Genesis Global Holdco LLC, the parent company of troubled cryptocurrency lender Genesis Global Capital, filed for Chapter 11 bankruptcy protection late Thursday after being pummeled by two of 2022's biggest industry collapses, those of hedge fund Three Arrows Capital and exchange FTX. In its filing, Genesis Global Capital, the partner firm of Gemini's defunct interest-bearing Earn program, estimated it has more than 100,000 creditors and between $1 billion and $10 billion in liabilities, as well as assets. Genesis owes over $3.5 billion to its top 50 creditors, including crypto exchange Gemini, trading giant Cumberland, investment firm Mirana, MoonAlpha Finance and VanEck’s New Finance Income Fund. Genesis and CoinDesk are both owned by Digital Currency Group, or DCG.
Gemini CEO Cameron Winklevoss threatened to sue DCG CEO Barry Silbert over the repayment of a $900 million loan in a tweet published just minutes after Genesis filed for Chapter 11. The tweet comes after Winklevoss waged a Twitter war against DCG to recover the loan amid his exchange’s own struggles. Winklevoss called Genesis' bankruptcy a “crucial step” toward recovering Gemini users’ assets. But he still intends to sue Silbert and Genesis’ parent company, DCG, unless Silbert makes a "fair offer" to DCG's creditors.
Bitcoin rose 1% to around $21,000 over the past 24 hours after the Genesis bankruptcy news hit the wires. Ether rose 2% to $1,545, CoinDesk data shows. Traders weren’t surprised by bitcoin's and ether's resilience following the news. “The market appeared to expect the Genesis bankruptcy filing for the last 48 hours as the GBTC discount suddenly widened again. With Genesis filing for bankruptcy, this removes a negative overhang from the market, and crypto investors can finally focus on fundamentals," Markus Thielen, head of strategy and research at crypto-services provider Matrixport, said, referring to the Grayscale Bitcoin Trust, a fund that tracks the price of bitcoin. Grayscale is owned by DCG.
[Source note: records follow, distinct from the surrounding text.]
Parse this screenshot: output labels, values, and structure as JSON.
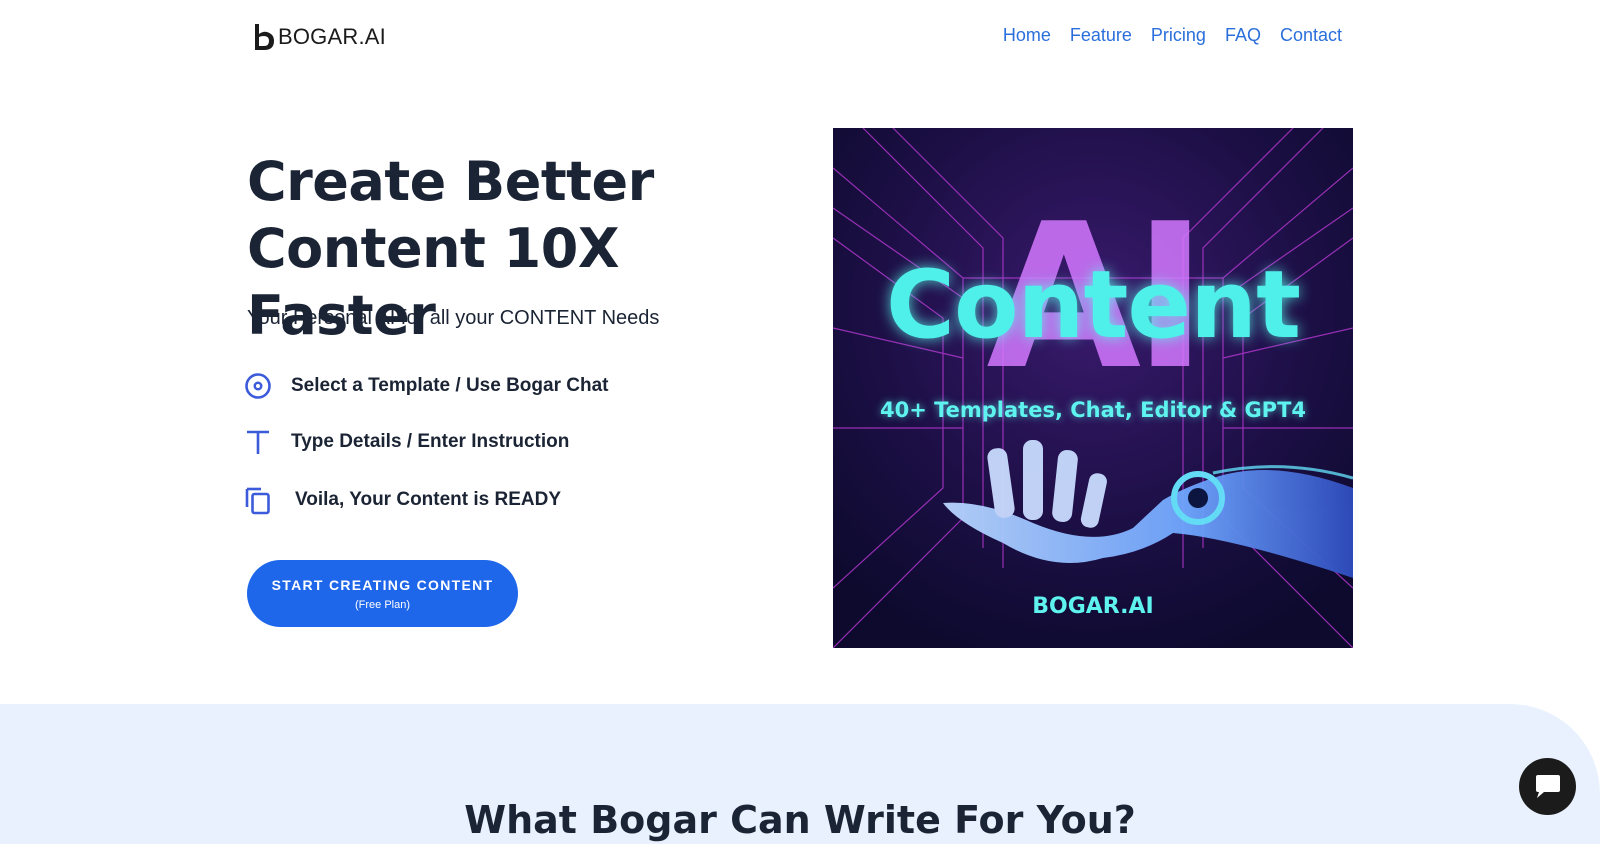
{
  "header": {
    "brand": "BOGAR.AI",
    "nav": [
      {
        "label": "Home"
      },
      {
        "label": "Feature"
      },
      {
        "label": "Pricing"
      },
      {
        "label": "FAQ"
      },
      {
        "label": "Contact"
      }
    ]
  },
  "hero": {
    "title_line1": "Create Better",
    "title_line2": "Content 10X Faster",
    "subtitle": "Your Personal AI for all your CONTENT Needs",
    "steps": [
      {
        "icon": "target-icon",
        "label": "Select a Template / Use Bogar Chat"
      },
      {
        "icon": "text-icon",
        "label": "Type Details / Enter Instruction"
      },
      {
        "icon": "copy-icon",
        "label": "Voila, Your Content is READY"
      }
    ],
    "cta": {
      "label": "START CREATING CONTENT",
      "sublabel": "(Free Plan)"
    },
    "image": {
      "big_text": "AI",
      "headline": "Content",
      "tagline": "40+ Templates, Chat, Editor & GPT4",
      "brand": "BOGAR.AI"
    }
  },
  "section2": {
    "title": "What Bogar Can Write For You?"
  },
  "chat_widget": {
    "icon": "chat-bubble-icon"
  },
  "colors": {
    "accent": "#1e66ea",
    "nav_link": "#2a6fdb",
    "heading": "#1b2434",
    "section_bg": "#e8f1fd",
    "neon": "#4ff0e9"
  }
}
Chart of the Day
- The chart shows bitcoin has historically moved in four-year cycles centered around mining reward halving.
- Cycles comprised a 12-month-long bear market that ended 15-17 months ahead of the halving, paving the way for a three-year uptrend.
- Bitcoin's fourth halving is due early next year.
- "The conditions are ripe for a breakthrough in 2023 that could catalyze a new bull market. We are excited by the growth of layer 2 solutions, the development of ZK-rollups and privacy solutions, and many other emergent capabilities of crypto," Bitwise's analysts led by Chief Investment Officer Matthew Hougan wrote in a review of the fourth quarter.
– Omkar Godbole
The leader in news and information on cryptocurrency, digital assets and the future of money, CoinDesk is a media outlet that strives for the highest journalistic standards and abides by a strict set of editorial policies. CoinDesk is an independent operating subsidiary of Digital Currency Group, which invests in cryptocurrencies and blockchain startups. As part of their compensation, certain CoinDesk employees, including editorial employees, may receive exposure to DCG equity in the form of stock appreciation rights, which vest over a multi-year period. CoinDesk journalists are not allowed to purchase stock outright in DCG.